According to credible reports received by the organization, those killed include at least 143 people. The deaths have resulted almost entirely from the use of firearms. One man was reported to have died after inhaling tear gas, another after being beaten. Amnesty International believes that the death toll is significantly higher and is continuing to investigate.
“The rising death toll is an alarming indication of just how ruthless the treatment of unarmed protesters has been by the Iranian authorities and reveals their appalling assault on human life,” said Philip Luther, Research and Advocacy Director for the Middle East and North Africa at Amnesty International.
So far, while the UN High Commissioner for Human Rights, the EU and a number of states have condemned what they have described as apparent use of excessive force, these responses have failed to explicitly acknowledge the use of lethal force to kill protesters, despite mounting evidence.
“The international community’s cautious and muted response to the unlawful killing of protesters is woefully inadequate.
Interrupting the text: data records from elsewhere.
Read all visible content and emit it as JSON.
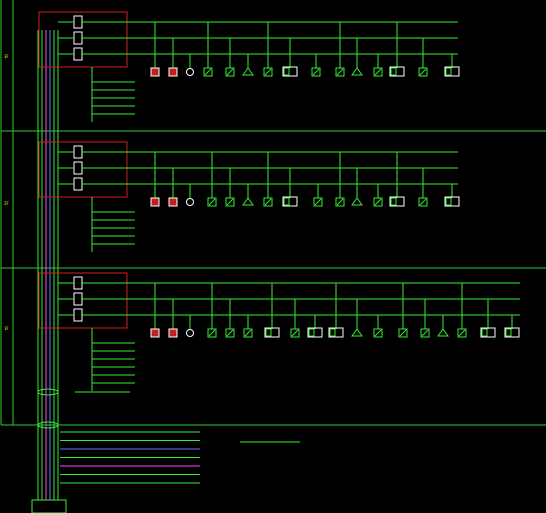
{
  "floors": [
    {
      "id": "floor-1",
      "side_label": "3F",
      "bus_labels": [
        "",
        "",
        ""
      ],
      "left_labels": [
        "",
        "",
        "",
        "",
        ""
      ],
      "device_labels": [
        "",
        "",
        "",
        "",
        "",
        ""
      ]
    },
    {
      "id": "floor-2",
      "side_label": "2F",
      "bus_labels": [
        "",
        "",
        ""
      ],
      "left_labels": [
        "",
        "",
        "",
        "",
        ""
      ],
      "device_labels": [
        "",
        "",
        "",
        "",
        "",
        ""
      ]
    },
    {
      "id": "floor-3",
      "side_label": "1F",
      "bus_labels": [
        "",
        "",
        ""
      ],
      "left_labels": [
        "",
        "",
        "",
        "",
        "",
        ""
      ],
      "device_labels": [
        "",
        "",
        "",
        "",
        "",
        "",
        ""
      ]
    }
  ],
  "bottom_notes": [
    "",
    "",
    "",
    "",
    "",
    "",
    ""
  ],
  "drawing_title": "",
  "panel_label": "",
  "colors": {
    "wire": "#33ee33",
    "frame": "#2ecc2e",
    "box": "#d81c1c",
    "device": "#ffffff",
    "accent_magenta": "#ff44ff",
    "accent_blue": "#6677ff",
    "text_green": "#33ee33",
    "text_yellow": "#ffff44"
  }
}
They must condemn these killings in the strongest possible terms and describe these events for what they are – the deadly and wholly unwarranted use of force to crush dissent,” said Philip Luther.
Horrific accounts from eyewitnesses and victims’ relatives on the ground, information gathered from human rights activists and journalists outside Iran and extensive video footage analysed by Amnesty International’s Digital Verification Corps provide clear evidence that Iranian security forces have been intentionally using firearms against unarmed protesters who posed no threat to life.
Verified videos show security forces deliberately shooting unarmed protesters from a short distance. In some cases, protesters were shot while they were running away and clearly posed no threat to the security forces. Other videos show security forces shooting towards protesters from rooftops of state buildings including a justice department building.
Security forces responsible for the crackdown include Iran’s police force, the Revolutionary Guards and plain-clothes agents from the Basij paramilitary force and others.
Amnesty International has received information indicating that, in many cases, the Iranian authorities have refused to return victims’ bodies to their families and, in some, security forces have removed dead bodies from morgues and transferred them to unknown locations.
In some cases, there are shocking reports that, when the authorities have returned victims’ bodies to their families, they have demanded payment citing several reasons, including the cost of the bullet that killed their loved one or compensation for property destroyed during the protests; these allegations have been denied by at least one official in Khuzestan province. In a pattern consistent with previous protester killings, the authorities have threatened victims’ families with arrest if they hold funerals for their loved ones or to speak to media.
Amnesty International has also received reports of the authorities moving injured protesters from hospitals to detention facilities, putting their lives at risk by denying them potentially life-saving medical care.
Under international law, security forces may only resort to the use of lethal force when strictly unavoidable to protect against imminent threat of death or serious injury.
Even if a small minority of protesters resort to violence, security forces must always exercise restraint and use no more force than is strictly necessary, proportionate and lawful in response to the violence they are facing.
Below is a breakdown, by province, of the 143 deaths reported so far to Amnesty International. The organization obtained the information from reports whose credibility and reliability it has ascertained by interviewing victim’s relatives, journalists and human rights activists involved in gathering them. It has then crosschecked the information.
- Alborz province: 9
- East Azerbaijan province: 1
- Esfahan province: 7
- Fars province: 15
- Kerman province: 1
- Kermanshah province: 34
- Khuzestan province: 40
- Kurdistan province: 12
- Tehran province: 20
- West Azerbaijan province: 4